States that have elected to implement a State-based Exchange (SBE) instead of using the Federally-facilitated Health Insurance Exchange (FFE) are navigating new territory that reveals some unique challenges.  States looking to CMS for clarification on key design and development issues are met with delayed guidance as HHS and CMS work to meet their own deadlines for the FFE.  This is making it difficult for States to work confidently toward their deadlines.  

Two specific questions that continue to perplex State health and human services budget offices are:

  • How will States manage very sick populations and what will these populations do to the State health insurance exchange risk mix pool?
  • For States that opted for the SBE approach, and initially rejected federal exchange money prior to the 2012 U.S. presidential election, how will they now fund the development and implementation of a SBE?

States anticipate that very sick populations will increase cost of health insurance premiums significantly.  It is unclear whether HHS has any suggested approaches for managing this population so that premiums aren’t inflated for everyone.  Similarly, States are required to submit a description of their risk adjustment methodology to HHS for review and certification, but more guidance in this area is needed in order for States to flush out their risk adjustment models.  Forecasters believe that by 2014, all States, including SBE States, will likely default to a federal risk adjustment model.
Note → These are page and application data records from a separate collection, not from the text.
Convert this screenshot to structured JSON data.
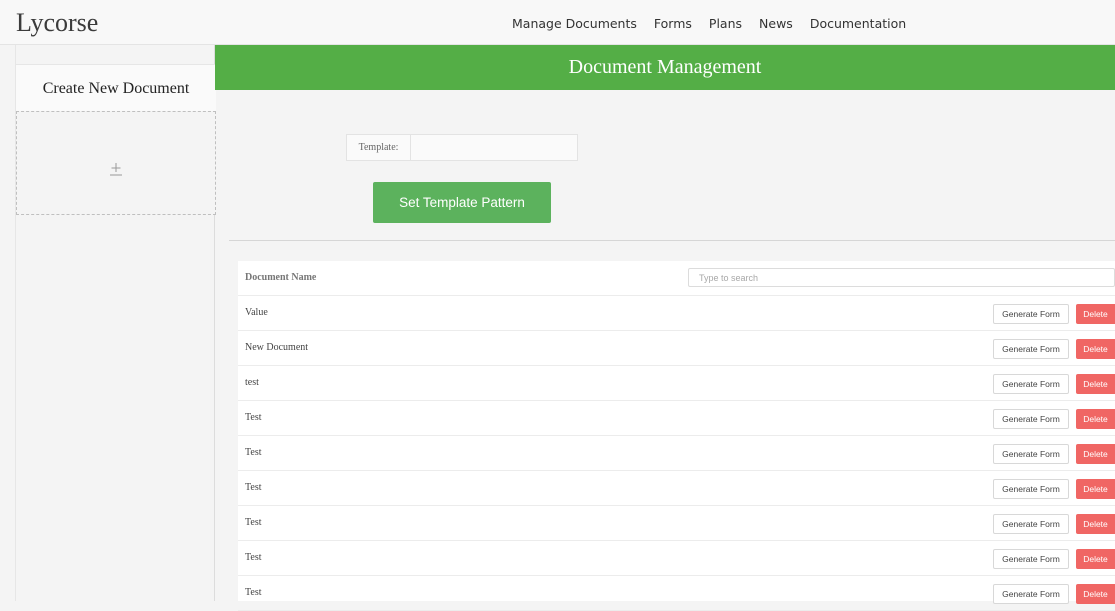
{
  "brand": "Lycorse",
  "nav": [
    "Manage Documents",
    "Forms",
    "Plans",
    "News",
    "Documentation"
  ],
  "sidebar": {
    "create_title": "Create New Document",
    "add_icon": "plus-icon"
  },
  "main": {
    "banner_title": "Document Management",
    "template_label": "Template:",
    "template_value": "",
    "set_button": "Set Template Pattern"
  },
  "table": {
    "header_label": "Document Name",
    "search_placeholder": "Type to search",
    "generate_label": "Generate Form",
    "delete_label": "Delete",
    "rows": [
      "Value",
      "New Document",
      "test",
      "Test",
      "Test",
      "Test",
      "Test",
      "Test",
      "Test"
    ]
  },
  "colors": {
    "banner": "#54ae46",
    "primary_button": "#5cb25d",
    "delete_button": "#f06664"
  }
}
HHS suggests that risk adjustment models should be designed to align with the associated health insurance exchange it supports.  

Regarding determining how States will pay for the development and implementation of SBEs the Patient Protection and Affordable Care Act (ACA) does not clearly address this topic.  This is particularly acute for states that originally rejected federal funding.  This leaves State’s to question whether they will be able to re-request federal monies that were initially turned down.

Public Knowledge, LLC specializes in helping health and human service agencies with planning and implementation activities in support of the Patient Protection and Affordable Care Act and other state and federal mandates.